Effects of voluntary slow breathing on heart rate and heart rate variability: A systematic review and a meta-analysis
Neuroscience and Biobehavioral Reviews

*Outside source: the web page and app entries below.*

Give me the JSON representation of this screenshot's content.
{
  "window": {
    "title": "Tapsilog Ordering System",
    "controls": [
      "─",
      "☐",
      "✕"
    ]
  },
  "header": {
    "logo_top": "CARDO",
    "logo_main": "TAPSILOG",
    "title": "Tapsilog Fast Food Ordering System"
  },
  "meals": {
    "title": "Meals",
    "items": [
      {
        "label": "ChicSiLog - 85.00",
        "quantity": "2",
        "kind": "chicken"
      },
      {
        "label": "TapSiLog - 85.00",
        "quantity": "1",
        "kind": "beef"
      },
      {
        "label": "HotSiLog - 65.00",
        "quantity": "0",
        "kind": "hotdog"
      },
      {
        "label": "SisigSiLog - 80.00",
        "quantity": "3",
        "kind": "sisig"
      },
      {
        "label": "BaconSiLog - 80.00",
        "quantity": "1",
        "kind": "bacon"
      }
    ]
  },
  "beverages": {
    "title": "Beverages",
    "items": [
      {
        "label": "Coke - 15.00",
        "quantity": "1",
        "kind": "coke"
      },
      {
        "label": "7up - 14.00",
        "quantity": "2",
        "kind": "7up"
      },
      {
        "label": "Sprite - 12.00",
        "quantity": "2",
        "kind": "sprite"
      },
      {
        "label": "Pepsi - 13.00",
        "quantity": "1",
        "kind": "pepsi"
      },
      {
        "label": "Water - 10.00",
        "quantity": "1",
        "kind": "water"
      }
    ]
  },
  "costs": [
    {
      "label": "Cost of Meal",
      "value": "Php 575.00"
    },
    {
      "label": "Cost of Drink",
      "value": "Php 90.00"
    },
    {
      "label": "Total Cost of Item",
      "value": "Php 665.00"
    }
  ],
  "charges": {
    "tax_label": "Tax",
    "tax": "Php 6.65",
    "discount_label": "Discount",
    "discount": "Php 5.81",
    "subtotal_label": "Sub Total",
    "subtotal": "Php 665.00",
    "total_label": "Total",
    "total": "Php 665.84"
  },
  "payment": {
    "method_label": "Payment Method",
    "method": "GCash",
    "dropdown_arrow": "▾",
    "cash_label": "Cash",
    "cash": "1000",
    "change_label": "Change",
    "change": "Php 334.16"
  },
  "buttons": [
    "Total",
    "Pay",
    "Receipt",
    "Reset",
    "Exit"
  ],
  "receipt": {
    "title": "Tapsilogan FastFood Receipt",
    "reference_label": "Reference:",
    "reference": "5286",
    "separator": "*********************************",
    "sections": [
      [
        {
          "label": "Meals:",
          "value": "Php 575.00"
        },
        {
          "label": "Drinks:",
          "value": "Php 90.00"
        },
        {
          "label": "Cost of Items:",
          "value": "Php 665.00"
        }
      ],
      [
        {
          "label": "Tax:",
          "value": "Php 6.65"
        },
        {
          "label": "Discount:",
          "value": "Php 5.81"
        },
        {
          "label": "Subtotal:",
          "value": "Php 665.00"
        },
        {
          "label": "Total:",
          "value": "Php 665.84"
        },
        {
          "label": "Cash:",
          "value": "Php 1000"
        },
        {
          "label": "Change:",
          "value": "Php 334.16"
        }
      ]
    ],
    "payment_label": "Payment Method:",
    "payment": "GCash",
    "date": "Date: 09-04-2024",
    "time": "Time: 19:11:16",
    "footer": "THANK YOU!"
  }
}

Voluntary slow breathing (VSB) is used as a prevention technique to support physical and mental health, given it is suggested to influence the parasympathetic nervous system (PNS). However, to date, no comprehensive quantitative review exists to support or refute this claim. We address this through a systematic review and meta-analysis of the effects of VSB on heart rate variability (HRV). Specifically, we focus on HRV parameters indexing PNS activity regulating cardiac functioning, referred to as vagally-mediated (vm)HRV: (1) during the breathing session (i.e., DURING), (2) immediately after one training session (i.e., IM-AFTER1), as well as (3) after a multi-session intervention (i.e., AFTER-INT). From the 1842 selected abstracts, 223 studies were suitable for inclusion (172 DURING, 16 IM-AFTER1, and 49 AFTER-INT). Results indicate increases in vmHRV with VSB, DURING, IM-AFTER1, and AFTER-INT. Given the involvement of the PNS in a large range of health-related outcomes and conditions, VSB exercises could be advised as a low-tech and low-cost technique to use in prevention and adjunct treatment purposes, with few adverse effects expected.